Gouache — or designers gouache, as it’s frequently called — is an excellent choice of medium for painting in a very flat, opaque mode. However, it can also work almost exactly like watercolor if manipulated to do so, simply by adding more water. Therefore, gouache can be used to create photorealistic works, stylized graphic works, or something in between, such as a botanical illustration. Its most common use in textile design is a very flat application where modeling is created by layering a range of values on top of one another in controlled, painterly strokes that evoke shadows and highlights. This is preferred for a very practical reason: needing a limited palette that can be easily separated to create the distinct color layers required for printing.

A shot from Longina Phillips Design’s studio that exemplifies a gouache technique typically used in textile design.

However, even within the constraints of limited color and flat application, gouache is extremely versatile. Here are a few examples of varying techniques that can be achieved:

A typical Indian chintz
A 1970s floral print
A Walter Crane design from the Victoria & Albert Museum Collection

As you can see, the technique options are endless even once you’ve selected your medium.

So, what style am I going to use to execute my “Paradise Fusion” design (as I’ve decided to name it)? Due to the fact that the main premise behind the design is bringing together global interpretations on similar themes, I am going to be incorporating multiple styles.

My primary motifs are going to be flowers, animals, leaves, and branches. However, within those categories, there is variation in the source material that I’ve drawn from. Some of the them are going to be much more accurate to life and painted from photographs. For these motifs, I am going to use a traditional style that has been widely adopted in the West under the name Chinoiserie owing to its Chinese influence, although similar styles can also be found in other cultures.

An example of a Chinese painting style from Longina Phillips Designs’s studio
A close-up of panels used by interior design studio Griffin & Wong

What is distinctive about this technique is either the use or imitation of Chinese brush painting, which embraces both distinct outlines and smooth gradations. I am hoping that this will provide an elegant bridge between a more modeled, botanically accurate style and the flatter, more abstracted style of some of my other motifs. These motifs will be directly drawn from source material that is already stylized, and I will be painting them as such (with some tinkering), similar to the style of the Indian chintz shown above.

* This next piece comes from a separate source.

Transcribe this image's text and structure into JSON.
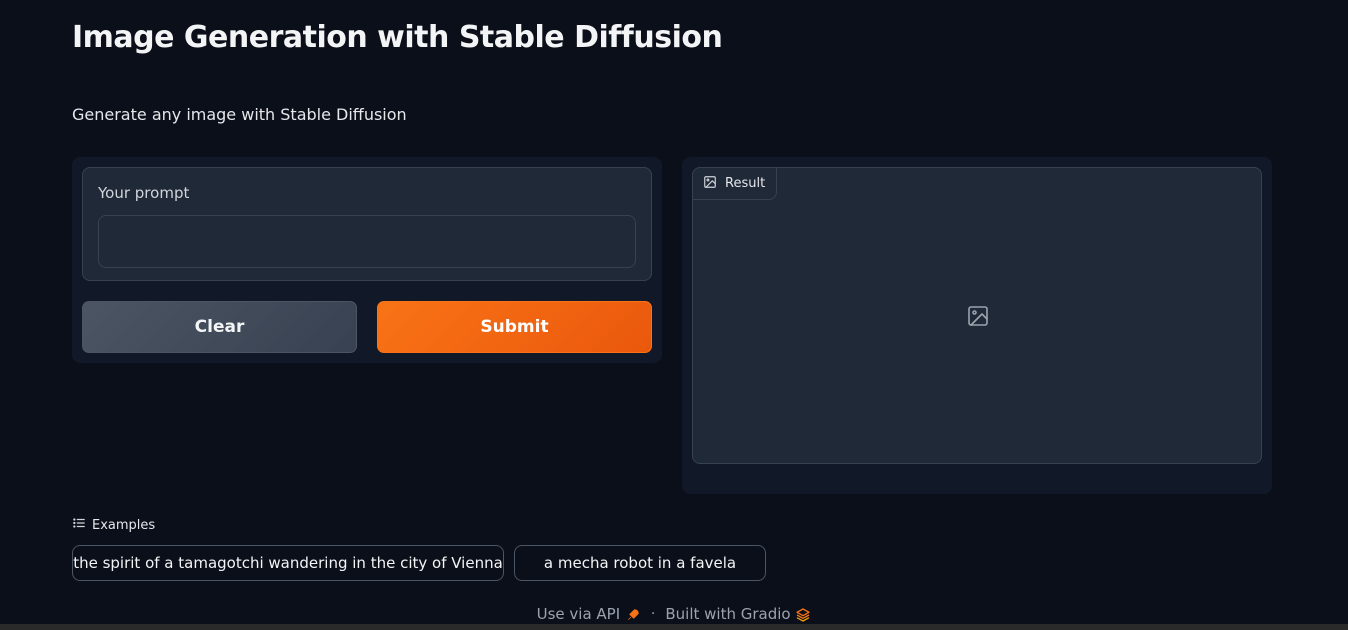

My secondary motifs, which help to populate the ground of the design and connect the primary motifs, are going to be set back in visual space by painting them very flatly in an extremely limited palette, as demonstrated in the palampore below.

Palampore, Indian, Victoria & Albert Museum Collection

A fair amount of testing will be in order to make sure that these techniques will blend together to form an attractive and cohesive style — I’m excited to get started!